Exercise goal
Write out the following listing in full, exactly as it reads.
################
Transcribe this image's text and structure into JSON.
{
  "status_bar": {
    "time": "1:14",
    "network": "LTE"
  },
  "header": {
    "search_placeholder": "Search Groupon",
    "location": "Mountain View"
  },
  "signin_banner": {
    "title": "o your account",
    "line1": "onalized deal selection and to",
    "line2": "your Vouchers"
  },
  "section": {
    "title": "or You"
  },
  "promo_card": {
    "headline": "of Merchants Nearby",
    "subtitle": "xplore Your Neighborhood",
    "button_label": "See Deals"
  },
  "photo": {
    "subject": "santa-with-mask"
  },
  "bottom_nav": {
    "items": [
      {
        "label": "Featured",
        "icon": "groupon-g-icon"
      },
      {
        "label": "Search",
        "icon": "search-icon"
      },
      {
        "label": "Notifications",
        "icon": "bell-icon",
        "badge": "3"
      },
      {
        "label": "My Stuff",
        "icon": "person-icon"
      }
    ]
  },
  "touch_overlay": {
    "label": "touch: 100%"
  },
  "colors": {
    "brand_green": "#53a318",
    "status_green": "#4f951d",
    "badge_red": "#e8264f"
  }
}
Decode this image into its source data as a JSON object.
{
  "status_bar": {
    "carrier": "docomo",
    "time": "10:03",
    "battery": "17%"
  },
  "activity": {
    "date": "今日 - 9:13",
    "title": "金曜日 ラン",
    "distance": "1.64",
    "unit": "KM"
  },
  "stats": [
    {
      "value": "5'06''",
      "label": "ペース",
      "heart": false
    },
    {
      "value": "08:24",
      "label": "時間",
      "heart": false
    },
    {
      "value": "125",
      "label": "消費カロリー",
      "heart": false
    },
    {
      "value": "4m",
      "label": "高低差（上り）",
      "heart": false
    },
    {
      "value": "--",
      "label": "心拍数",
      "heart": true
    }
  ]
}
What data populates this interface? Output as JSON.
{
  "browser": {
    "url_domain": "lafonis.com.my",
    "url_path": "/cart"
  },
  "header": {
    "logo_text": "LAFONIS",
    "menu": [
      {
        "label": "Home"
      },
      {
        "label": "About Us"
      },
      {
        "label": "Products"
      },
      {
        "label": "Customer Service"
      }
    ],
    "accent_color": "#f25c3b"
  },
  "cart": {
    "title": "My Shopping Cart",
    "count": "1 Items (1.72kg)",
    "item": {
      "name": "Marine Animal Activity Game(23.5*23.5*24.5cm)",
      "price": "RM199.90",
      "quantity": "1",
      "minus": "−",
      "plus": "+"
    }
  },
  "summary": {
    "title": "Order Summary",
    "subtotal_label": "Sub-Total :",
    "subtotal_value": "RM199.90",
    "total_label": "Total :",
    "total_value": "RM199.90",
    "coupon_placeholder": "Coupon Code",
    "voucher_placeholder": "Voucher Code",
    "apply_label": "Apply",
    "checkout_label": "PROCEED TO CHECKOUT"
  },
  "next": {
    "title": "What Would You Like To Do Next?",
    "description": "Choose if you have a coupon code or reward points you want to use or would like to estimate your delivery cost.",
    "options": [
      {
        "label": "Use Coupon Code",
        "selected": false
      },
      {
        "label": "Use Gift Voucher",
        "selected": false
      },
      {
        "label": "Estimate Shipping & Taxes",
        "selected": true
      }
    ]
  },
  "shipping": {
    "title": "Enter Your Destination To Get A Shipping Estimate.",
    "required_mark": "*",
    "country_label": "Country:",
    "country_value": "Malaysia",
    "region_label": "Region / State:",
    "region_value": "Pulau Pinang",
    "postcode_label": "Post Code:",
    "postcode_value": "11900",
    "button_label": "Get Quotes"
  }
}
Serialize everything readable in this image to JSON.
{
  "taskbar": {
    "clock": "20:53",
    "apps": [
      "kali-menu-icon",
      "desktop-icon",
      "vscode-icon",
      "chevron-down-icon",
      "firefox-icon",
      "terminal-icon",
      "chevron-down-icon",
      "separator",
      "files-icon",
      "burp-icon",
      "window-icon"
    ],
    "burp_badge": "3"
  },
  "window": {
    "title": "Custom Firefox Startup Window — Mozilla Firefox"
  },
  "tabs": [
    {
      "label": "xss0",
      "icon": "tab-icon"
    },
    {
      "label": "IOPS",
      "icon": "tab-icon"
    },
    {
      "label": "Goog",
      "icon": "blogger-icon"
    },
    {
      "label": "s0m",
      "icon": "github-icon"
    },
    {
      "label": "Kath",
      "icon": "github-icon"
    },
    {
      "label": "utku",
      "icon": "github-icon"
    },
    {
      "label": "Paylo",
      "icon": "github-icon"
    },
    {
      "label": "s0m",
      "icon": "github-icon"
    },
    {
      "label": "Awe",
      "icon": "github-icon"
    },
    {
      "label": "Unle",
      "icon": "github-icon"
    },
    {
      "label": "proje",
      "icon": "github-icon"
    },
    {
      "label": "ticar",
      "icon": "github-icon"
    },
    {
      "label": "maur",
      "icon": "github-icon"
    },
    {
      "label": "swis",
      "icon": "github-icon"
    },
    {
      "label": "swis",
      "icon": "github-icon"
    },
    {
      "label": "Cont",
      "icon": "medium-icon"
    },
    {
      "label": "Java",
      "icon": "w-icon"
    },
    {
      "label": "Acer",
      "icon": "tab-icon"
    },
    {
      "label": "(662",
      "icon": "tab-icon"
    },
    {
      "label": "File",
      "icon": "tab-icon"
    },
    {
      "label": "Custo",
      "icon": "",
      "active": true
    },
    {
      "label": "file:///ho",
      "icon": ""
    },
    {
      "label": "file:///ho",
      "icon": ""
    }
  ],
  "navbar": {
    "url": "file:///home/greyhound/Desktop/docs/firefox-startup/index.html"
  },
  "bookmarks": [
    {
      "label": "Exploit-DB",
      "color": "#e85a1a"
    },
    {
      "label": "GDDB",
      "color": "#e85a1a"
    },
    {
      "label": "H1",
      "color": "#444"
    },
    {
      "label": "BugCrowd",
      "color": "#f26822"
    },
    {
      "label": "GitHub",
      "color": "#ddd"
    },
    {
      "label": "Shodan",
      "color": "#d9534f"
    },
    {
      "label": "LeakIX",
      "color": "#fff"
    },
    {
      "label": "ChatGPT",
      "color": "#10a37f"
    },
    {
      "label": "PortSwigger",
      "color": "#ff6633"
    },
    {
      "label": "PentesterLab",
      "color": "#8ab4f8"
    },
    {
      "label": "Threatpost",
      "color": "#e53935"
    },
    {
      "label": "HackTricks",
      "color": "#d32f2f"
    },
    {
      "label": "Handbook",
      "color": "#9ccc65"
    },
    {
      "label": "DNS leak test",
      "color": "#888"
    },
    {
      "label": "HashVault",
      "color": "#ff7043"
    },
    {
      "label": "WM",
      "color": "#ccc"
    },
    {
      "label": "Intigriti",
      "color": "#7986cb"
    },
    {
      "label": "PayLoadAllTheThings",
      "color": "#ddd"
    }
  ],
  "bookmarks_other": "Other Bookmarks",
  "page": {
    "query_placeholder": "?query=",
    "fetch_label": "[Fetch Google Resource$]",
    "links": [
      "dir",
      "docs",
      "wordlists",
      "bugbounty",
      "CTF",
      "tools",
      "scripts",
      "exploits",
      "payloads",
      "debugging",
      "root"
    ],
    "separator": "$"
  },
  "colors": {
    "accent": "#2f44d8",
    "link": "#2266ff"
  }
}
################
Result of the task
Transcribe this image's text and structure into JSON.
{
  "status_bar": {
    "time": "1:14",
    "network": "LTE"
  },
  "header": {
    "search_placeholder": "Search Groupon",
    "location": "Mountain View"
  },
  "signin_banner": {
    "title": "o your account",
    "line1": "onalized deal selection and to",
    "line2": "your Vouchers"
  },
  "section": {
    "title": "or You"
  },
  "promo_card": {
    "headline": "of Merchants Nearby",
    "subtitle": "xplore Your Neighborhood",
    "button_label": "See Deals"
  },
  "photo": {
    "subject": "santa-with-mask"
  },
  "bottom_nav": {
    "items": [
      {
        "label": "Featured",
        "icon": "groupon-g-icon"
      },
      {
        "label": "Search",
        "icon": "search-icon"
      },
      {
        "label": "Notifications",
        "icon": "bell-icon",
        "badge": "3"
      },
      {
        "label": "My Stuff",
        "icon": "person-icon"
      }
    ]
  },
  "touch_overlay": {
    "label": "touch: 100%"
  },
  "colors": {
    "brand_green": "#53a318",
    "status_green": "#4f951d",
    "badge_red": "#e8264f"
  }
}
Decode this image into its source data as a JSON object.
{
  "status_bar": {
    "carrier": "docomo",
    "time": "10:03",
    "battery": "17%"
  },
  "activity": {
    "date": "今日 - 9:13",
    "title": "金曜日 ラン",
    "distance": "1.64",
    "unit": "KM"
  },
  "stats": [
    {
      "value": "5'06''",
      "label": "ペース",
      "heart": false
    },
    {
      "value": "08:24",
      "label": "時間",
      "heart": false
    },
    {
      "value": "125",
      "label": "消費カロリー",
      "heart": false
    },
    {
      "value": "4m",
      "label": "高低差（上り）",
      "heart": false
    },
    {
      "value": "--",
      "label": "心拍数",
      "heart": true
    }
  ]
}
What data populates this interface? Output as JSON.
{
  "browser": {
    "url_domain": "lafonis.com.my",
    "url_path": "/cart"
  },
  "header": {
    "logo_text": "LAFONIS",
    "menu": [
      {
        "label": "Home"
      },
      {
        "label": "About Us"
      },
      {
        "label": "Products"
      },
      {
        "label": "Customer Service"
      }
    ],
    "accent_color": "#f25c3b"
  },
  "cart": {
    "title": "My Shopping Cart",
    "count": "1 Items (1.72kg)",
    "item": {
      "name": "Marine Animal Activity Game(23.5*23.5*24.5cm)",
      "price": "RM199.90",
      "quantity": "1",
      "minus": "−",
      "plus": "+"
    }
  },
  "summary": {
    "title": "Order Summary",
    "subtotal_label": "Sub-Total :",
    "subtotal_value": "RM199.90",
    "total_label": "Total :",
    "total_value": "RM199.90",
    "coupon_placeholder": "Coupon Code",
    "voucher_placeholder": "Voucher Code",
    "apply_label": "Apply",
    "checkout_label": "PROCEED TO CHECKOUT"
  },
  "next": {
    "title": "What Would You Like To Do Next?",
    "description": "Choose if you have a coupon code or reward points you want to use or would like to estimate your delivery cost.",
    "options": [
      {
        "label": "Use Coupon Code",
        "selected": false
      },
      {
        "label": "Use Gift Voucher",
        "selected": false
      },
      {
        "label": "Estimate Shipping & Taxes",
        "selected": true
      }
    ]
  },
  "shipping": {
    "title": "Enter Your Destination To Get A Shipping Estimate.",
    "required_mark": "*",
    "country_label": "Country:",
    "country_value": "Malaysia",
    "region_label": "Region / State:",
    "region_value": "Pulau Pinang",
    "postcode_label": "Post Code:",
    "postcode_value": "11900",
    "button_label": "Get Quotes"
  }
}
Serialize everything readable in this image to JSON.
{
  "taskbar": {
    "clock": "20:53",
    "apps": [
      "kali-menu-icon",
      "desktop-icon",
      "vscode-icon",
      "chevron-down-icon",
      "firefox-icon",
      "terminal-icon",
      "chevron-down-icon",
      "separator",
      "files-icon",
      "burp-icon",
      "window-icon"
    ],
    "burp_badge": "3"
  },
  "window": {
    "title": "Custom Firefox Startup Window — Mozilla Firefox"
  },
  "tabs": [
    {
      "label": "xss0",
      "icon": "tab-icon"
    },
    {
      "label": "IOPS",
      "icon": "tab-icon"
    },
    {
      "label": "Goog",
      "icon": "blogger-icon"
    },
    {
      "label": "s0m",
      "icon": "github-icon"
    },
    {
      "label": "Kath",
      "icon": "github-icon"
    },
    {
      "label": "utku",
      "icon": "github-icon"
    },
    {
      "label": "Paylo",
      "icon": "github-icon"
    },
    {
      "label": "s0m",
      "icon": "github-icon"
    },
    {
      "label": "Awe",
      "icon": "github-icon"
    },
    {
      "label": "Unle",
      "icon": "github-icon"
    },
    {
      "label": "proje",
      "icon": "github-icon"
    },
    {
      "label": "ticar",
      "icon": "github-icon"
    },
    {
      "label": "maur",
      "icon": "github-icon"
    },
    {
      "label": "swis",
      "icon": "github-icon"
    },
    {
      "label": "swis",
      "icon": "github-icon"
    },
    {
      "label": "Cont",
      "icon": "medium-icon"
    },
    {
      "label": "Java",
      "icon": "w-icon"
    },
    {
      "label": "Acer",
      "icon": "tab-icon"
    },
    {
      "label": "(662",
      "icon": "tab-icon"
    },
    {
      "label": "File",
      "icon": "tab-icon"
    },
    {
      "label": "Custo",
      "icon": "",
      "active": true
    },
    {
      "label": "file:///ho",
      "icon": ""
    },
    {
      "label": "file:///ho",
      "icon": ""
    }
  ],
  "navbar": {
    "url": "file:///home/greyhound/Desktop/docs/firefox-startup/index.html"
  },
  "bookmarks": [
    {
      "label": "Exploit-DB",
      "color": "#e85a1a"
    },
    {
      "label": "GDDB",
      "color": "#e85a1a"
    },
    {
      "label": "H1",
      "color": "#444"
    },
    {
      "label": "BugCrowd",
      "color": "#f26822"
    },
    {
      "label": "GitHub",
      "color": "#ddd"
    },
    {
      "label": "Shodan",
      "color": "#d9534f"
    },
    {
      "label": "LeakIX",
      "color": "#fff"
    },
    {
      "label": "ChatGPT",
      "color": "#10a37f"
    },
    {
      "label": "PortSwigger",
      "color": "#ff6633"
    },
    {
      "label": "PentesterLab",
      "color": "#8ab4f8"
    },
    {
      "label": "Threatpost",
      "color": "#e53935"
    },
    {
      "label": "HackTricks",
      "color": "#d32f2f"
    },
    {
      "label": "Handbook",
      "color": "#9ccc65"
    },
    {
      "label": "DNS leak test",
      "color": "#888"
    },
    {
      "label": "HashVault",
      "color": "#ff7043"
    },
    {
      "label": "WM",
      "color": "#ccc"
    },
    {
      "label": "Intigriti",
      "color": "#7986cb"
    },
    {
      "label": "PayLoadAllTheThings",
      "color": "#ddd"
    }
  ],
  "bookmarks_other": "Other Bookmarks",
  "page": {
    "query_placeholder": "?query=",
    "fetch_label": "[Fetch Google Resource$]",
    "links": [
      "dir",
      "docs",
      "wordlists",
      "bugbounty",
      "CTF",
      "tools",
      "scripts",
      "exploits",
      "payloads",
      "debugging",
      "root"
    ],
    "separator": "$"
  },
  "colors": {
    "accent": "#2f44d8",
    "link": "#2266ff"
  }
}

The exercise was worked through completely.